Pictured: Lata ‘Isitolo (left) and Mele Ingird (right) competing at the VICTOR Oceania Championships 2020
On Wednesday 12 August 2020, the United Nations are celebrating International Youth Day:
Two Tongan junior players who are leading the way in enriching the lives of others include Lata ‘Isitolo and Mele Ingrid, who are making significant contributions to the Shuttle Time programme in Tonga.
The sixteen-year olds were regulars at the Pacific Junior Development camps in 2019 and continue to progress through Badminton Oceania’s player development programme. They made their debut at the VICTOR Oceania Championships 2019 in the Mixed Team and Individual events. Since then, the pair have gone on to gain more international experiences, having competed at the YONEX North Harbour International 2019 and the Samoa 2019 Pacific Games.
The value of exposure to international badminton began to show this year as Lata defeated the reigning Pacific Games champion from New Caledonia (Dgenyva Matauli) at the VICTOR Oceania Championships 2020.
Both players have quickly adapted to Oceania’s badminton scene and have become role models for the next generation as they regularly lead regular Shuttle Time sessions in their local communities at home.

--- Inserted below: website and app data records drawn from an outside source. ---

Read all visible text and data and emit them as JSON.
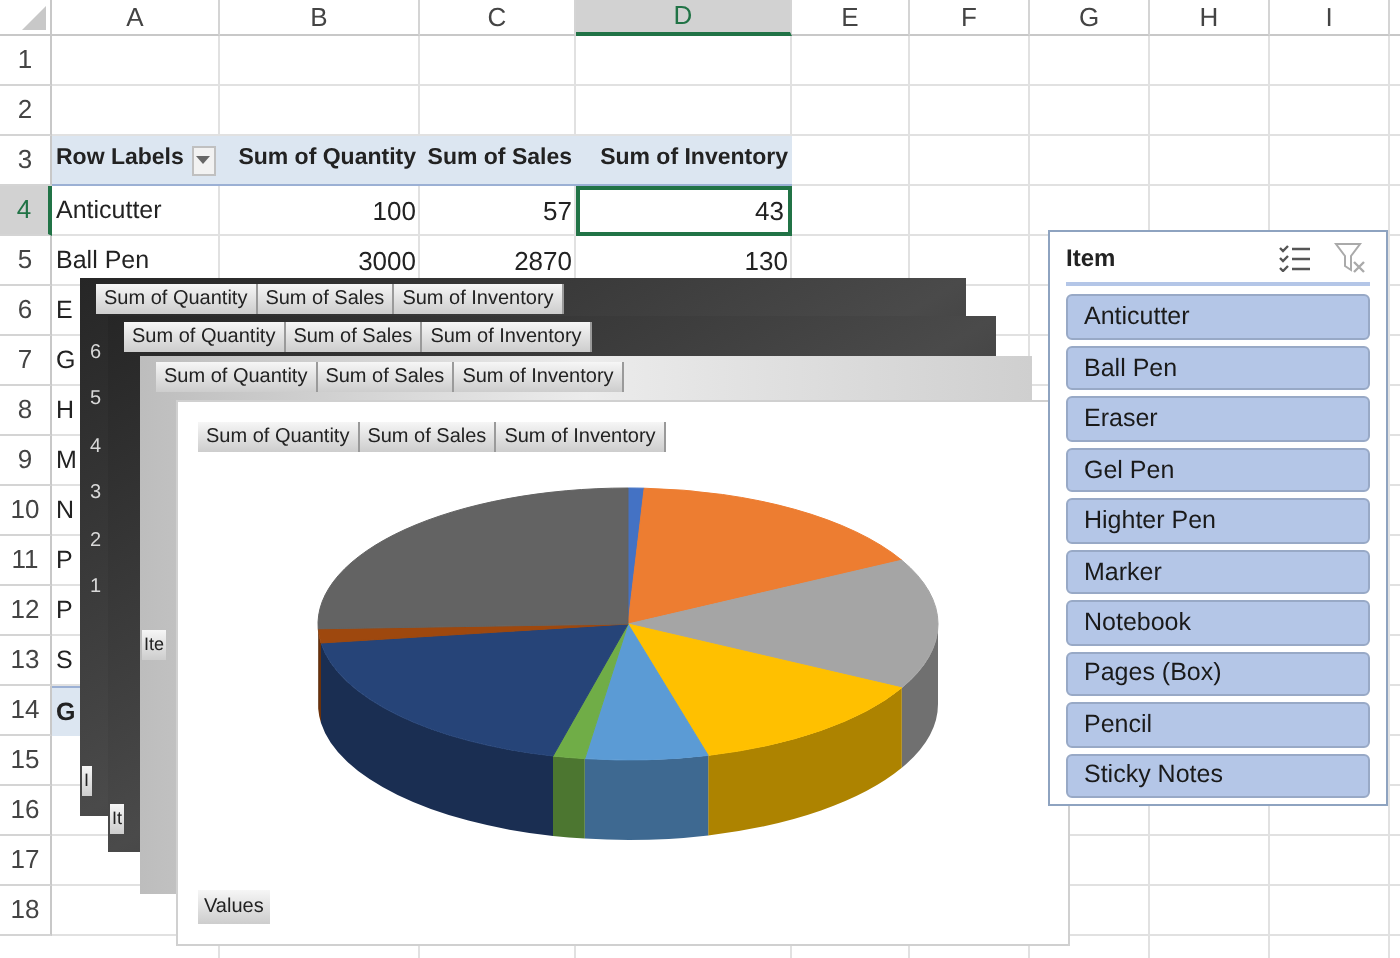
{
  "sheet": {
    "columns": [
      {
        "label": "A",
        "selected": false
      },
      {
        "label": "B",
        "selected": false
      },
      {
        "label": "C",
        "selected": false
      },
      {
        "label": "D",
        "selected": true
      },
      {
        "label": "E",
        "selected": false
      },
      {
        "label": "F",
        "selected": false
      },
      {
        "label": "G",
        "selected": false
      },
      {
        "label": "H",
        "selected": false
      },
      {
        "label": "I",
        "selected": false
      }
    ],
    "row_numbers": [
      {
        "label": "1",
        "selected": false
      },
      {
        "label": "2",
        "selected": false
      },
      {
        "label": "3",
        "selected": false
      },
      {
        "label": "4",
        "selected": true
      },
      {
        "label": "5",
        "selected": false
      },
      {
        "label": "6",
        "selected": false
      },
      {
        "label": "7",
        "selected": false
      },
      {
        "label": "8",
        "selected": false
      },
      {
        "label": "9",
        "selected": false
      },
      {
        "label": "10",
        "selected": false
      },
      {
        "label": "11",
        "selected": false
      },
      {
        "label": "12",
        "selected": false
      },
      {
        "label": "13",
        "selected": false
      },
      {
        "label": "14",
        "selected": false
      },
      {
        "label": "15",
        "selected": false
      },
      {
        "label": "16",
        "selected": false
      },
      {
        "label": "17",
        "selected": false
      },
      {
        "label": "18",
        "selected": false
      }
    ],
    "pivot_table": {
      "headers": [
        "Row Labels",
        "Sum of Quantity",
        "Sum of Sales",
        "Sum of Inventory"
      ],
      "rows": [
        {
          "kind": "item",
          "label": "Anticutter",
          "values": [
            {
              "text": "100",
              "selected": false
            },
            {
              "text": "57",
              "selected": false
            },
            {
              "text": "43",
              "selected": true
            }
          ]
        },
        {
          "kind": "item",
          "label": "Ball Pen",
          "values": [
            {
              "text": "3000",
              "selected": false
            },
            {
              "text": "2870",
              "selected": false
            },
            {
              "text": "130",
              "selected": false
            }
          ]
        },
        {
          "kind": "item",
          "label": "E"
        },
        {
          "kind": "item",
          "label": "G"
        },
        {
          "kind": "item",
          "label": "H"
        },
        {
          "kind": "item",
          "label": "M"
        },
        {
          "kind": "item",
          "label": "N"
        },
        {
          "kind": "item",
          "label": "P"
        },
        {
          "kind": "item",
          "label": "P"
        },
        {
          "kind": "item",
          "label": "S"
        },
        {
          "kind": "total",
          "label": "G"
        }
      ]
    }
  },
  "charts": [
    {
      "kind": "dark",
      "field_buttons": [
        "Sum of Quantity",
        "Sum of Sales",
        "Sum of Inventory"
      ],
      "axis_labels": [
        "6",
        "5",
        "4",
        "3",
        "2",
        "1"
      ],
      "axis_button": "I"
    },
    {
      "kind": "dark",
      "field_buttons": [
        "Sum of Quantity",
        "Sum of Sales",
        "Sum of Inventory"
      ],
      "axis_button": "It"
    },
    {
      "kind": "light",
      "field_buttons": [
        "Sum of Quantity",
        "Sum of Sales",
        "Sum of Inventory"
      ],
      "axis_button": "Ite"
    },
    {
      "kind": "white",
      "field_buttons": [
        "Sum of Quantity",
        "Sum of Sales",
        "Sum of Inventory"
      ],
      "values_button": "Values",
      "pie": true
    }
  ],
  "slicer": {
    "title": "Item",
    "items": [
      {
        "label": "Anticutter",
        "selected": true
      },
      {
        "label": "Ball Pen",
        "selected": true
      },
      {
        "label": "Eraser",
        "selected": true
      },
      {
        "label": "Gel Pen",
        "selected": true
      },
      {
        "label": "Highter Pen",
        "selected": true
      },
      {
        "label": "Marker",
        "selected": true
      },
      {
        "label": "Notebook",
        "selected": true
      },
      {
        "label": "Pages (Box)",
        "selected": true
      },
      {
        "label": "Pencil",
        "selected": true
      },
      {
        "label": "Sticky Notes",
        "selected": true
      }
    ]
  }
}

Speaking of her engagements with the local communities, Badminton Oceania conducted a Q + A with Lata ‘Isitolo:
How do you help the community?
Each week the children are always looking forward to playing badminton. We try to help them by teaching them what we can based on what we have learnt and remember from training. We do lots of fun games as we did when we were younger so that they also do the same. We sometimes have to modify the games so they can have better experiences, depending on their ability.
Why is community spirit so strong in Tonga?
I think in Tonga, life is about being happy. It does not matter how much we have. It’s about sharing what we have big or small and being happy of it. Yes, in Tonga, life is simple so we tend to share a lot. Everyone in the community is like family.
Why do like helping the community?
When I am training as an athlete, I feel like everyone looks up to me to be a good athlete. It gives me a feeling of purpose and responsibility. When I come home and teach my community what I know I feel confident and more responsible. I learn a lot also while I do this.
How many Shuttle Time sessions do you run each week?
We can run 3 sessions a week. Sometimes more, sometimes less. But the children want to play every day. Given we have a week with not much school work and assignments with good weather then we would run 3 sessions.
I run the sessions with Mele. We sometimes split the children in two or we just take turns or we mostly just do it together. It is fun to be an athlete and still be able to come home and be a coach to the young ones.
How is teaching Shuttle Time helping you to gain skills for your own development?
When sharing and teaching, I am able to feel more confident and by this I also understand more when I train. Shuttle time helps me help others and I also understand and learn more as an athlete.
What is your most memorable interaction with a Shuttle Time participant?
Most memorable interactions are the moments when you teach them something and then they are able to do it. They have that facial expression of achieving something.
Every time I see them improve and put smiles on their faces, I know that they have something learned each day. It is memorable to see that this makes us all happy.